Wall Street’s Misguided (And Dangerous) Fascination With Retail Store Productivity

An unprecedented number of retail store locations are closing this year and more announcements are surely coming–though perhaps not quite as many as I suggested in my April Fool’s post.

Given the lack of innovation on the part of traditional retailers, rampant overbuilding and the disruptive nature of e-commerce, this ongoing and massive consolidation of retail space was both inevitable and overdue. Yet much of the way the investor community sees the need for even more aggressive store closings is wrong and, one could argue, pretty dangerous.

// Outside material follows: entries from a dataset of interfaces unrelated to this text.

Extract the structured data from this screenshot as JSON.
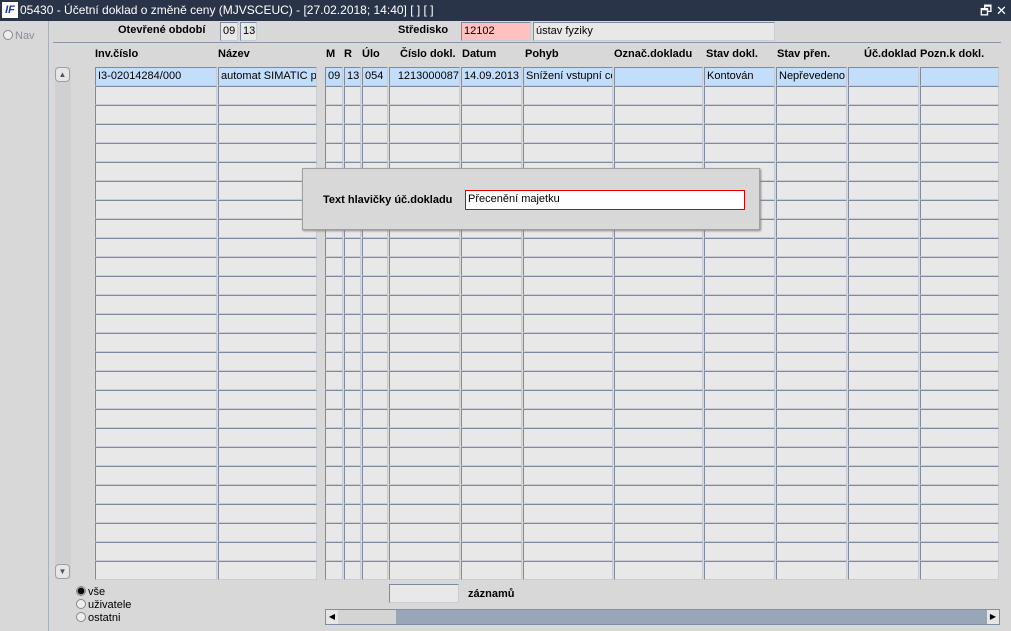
{
  "window": {
    "logo": "IF",
    "title": "05430 - Účetní doklad o změně ceny (MJVSCEUC) - [27.02.2018; 14:40]  [ ]  [ ]",
    "restore_icon": "restore-icon",
    "close_icon": "close-icon"
  },
  "nav": {
    "label": "Nav"
  },
  "header": {
    "period_label": "Otevřené období",
    "period_month": "09",
    "period_year": "13",
    "center_label": "Středisko",
    "center_code": "12102",
    "center_name": "ústav fyziky"
  },
  "columns": [
    "Inv.číslo",
    "Název",
    "M",
    "R",
    "Úlo",
    "Číslo dokl.",
    "Datum",
    "Pohyb",
    "Označ.dokladu",
    "Stav dokl.",
    "Stav přen.",
    "Úč.doklad",
    "Pozn.k dokl."
  ],
  "rows": [
    [
      "I3-02014284/000",
      "automat SIMATIC pr",
      "09",
      "13",
      "054",
      "1213000087",
      "14.09.2013",
      "Snížení vstupní ce",
      "",
      "Kontován",
      "Nepřevedeno",
      "",
      ""
    ]
  ],
  "dialog": {
    "label": "Text hlavičky úč.dokladu",
    "value": "Přecenění majetku"
  },
  "filter": {
    "options": [
      "vše",
      "uživatele",
      "ostatni"
    ],
    "selected": "vše"
  },
  "count": {
    "value": "",
    "label": "záznamů"
  }
}
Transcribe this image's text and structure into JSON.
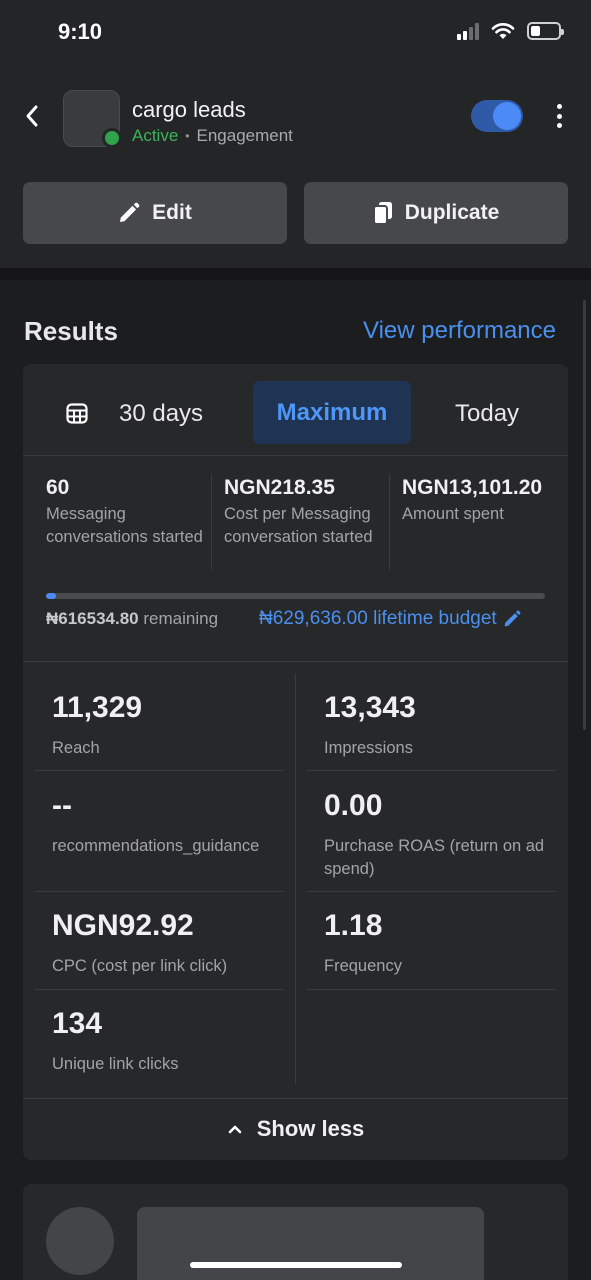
{
  "status_bar": {
    "time": "9:10"
  },
  "header": {
    "campaign_name": "cargo leads",
    "status": "Active",
    "objective": "Engagement",
    "edit_label": "Edit",
    "duplicate_label": "Duplicate",
    "toggle_on": true
  },
  "results": {
    "title": "Results",
    "view_performance": "View performance",
    "ranges": {
      "days": "30 days",
      "maximum": "Maximum",
      "today": "Today",
      "selected": "Maximum"
    },
    "top_metrics": [
      {
        "value": "60",
        "label": "Messaging conversations started"
      },
      {
        "value": "NGN218.35",
        "label": "Cost per Messaging conversation started"
      },
      {
        "value": "NGN13,101.20",
        "label": "Amount spent"
      }
    ],
    "budget": {
      "remaining_amount": "₦616534.80",
      "remaining_label": "remaining",
      "lifetime": "₦629,636.00 lifetime budget",
      "spent_fraction": 0.021
    },
    "grid": {
      "reach": {
        "value": "11,329",
        "label": "Reach"
      },
      "impressions": {
        "value": "13,343",
        "label": "Impressions"
      },
      "recommendations": {
        "value": "--",
        "label": "recommendations_guidance"
      },
      "purchase_roas": {
        "value": "0.00",
        "label": "Purchase ROAS (return on ad spend)"
      },
      "cpc": {
        "value": "NGN92.92",
        "label": "CPC (cost per link click)"
      },
      "frequency": {
        "value": "1.18",
        "label": "Frequency"
      },
      "unique_clicks": {
        "value": "134",
        "label": "Unique link clicks"
      }
    },
    "show_less": "Show less"
  },
  "colors": {
    "accent": "#4a90ee",
    "active": "#3db35a",
    "toggle": "#4c8bf5"
  }
}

One of the more ridiculous ways Wall Street firms have tried to determine the “right” number of store closings is to calculate how many locations would need to be shuttered to return various chains to their 2006 store productivity levels. A somewhat more responsible, though still alarming, analysis comes from Cowen, which focused more on the need to more closely align retail selling space supply and demand.

The most obvious problem with this type of analysis is its focus on ratios. The fact is that many stores with below average productivity are still quite profitable, particularly department stores, given their low rent factors. So while closing a lot of locations may yield a temporary productivity boost it often has a direct and immediate negative impact on earnings, which is a far better indicator of a retailer’s health.

The bigger issue is an underlying misunderstanding of the role of brick & mortar stores in retail’s new world order. Just as “same-store” sales is an increasingly irrelevant metric, so are store productivity numbers. Yes, more stores need to close. Yes, many of the stores that remain need a major rethink with regard to their size and fundamental operations. But what many still fail to grasp is how a retailer’s store footprint drives a brand’s overall health and the success of its e-commerce operations.

A given store’s productivity can be below average and decline yet still contribute to a retailer’s overall success, particularly online. Stores serve as an important–and often low cost–channel to acquire new customers. Stores serve as showrooms that drive customers online. Stores serve as fulfillment points for e-commerce operations. Stores are billboards for a retail brand. Without a compelling store footprint, a brand’s relevance will likely decline and its e-commerce business almost certainly will falter. Stated simply, store productivity numbers, taken in isolation, no longer get at the heart of a brand’s overall performance in an omnichannel world.

While there surely is merit in closing stores that drain cash and management attention, store closings can often make a bad situation worse. Ironically–as Kevin Hillstrom from MineThatData does a great job of illustrating–closings stores to respond to e-commerce growth can actually have the opposite effect. In fact, from my experience, massive store closings often initiate (or at least signal) a coming downward spiral.

Store closings are hardly the panacea that Wall Street seems to believe. And the notion that a brand can shrink its way to prosperity is typically horribly misguided. Macy’s, J.C. Penney and a host of others need to close more stores. And Sears and Kmart just need to go away. But, as I’ve said many times before, show me a retailer that is closing a lot of stores and you’ve likely shown me a retailer that doesn’t have too many stores, but a retail brand that is no longer relevant enough for the stores it has.

The danger of closing too many stores is increasingly real. The danger that struggling retailers will continue to appease Wall Street’s thirst for taking an ax to store counts instead of working on the underlying fault in their stores seems, sadly, clear and present.

A version of this story recently appeared at Forbes, where I am a retail contributor. You can check out more of my posts and follow me here.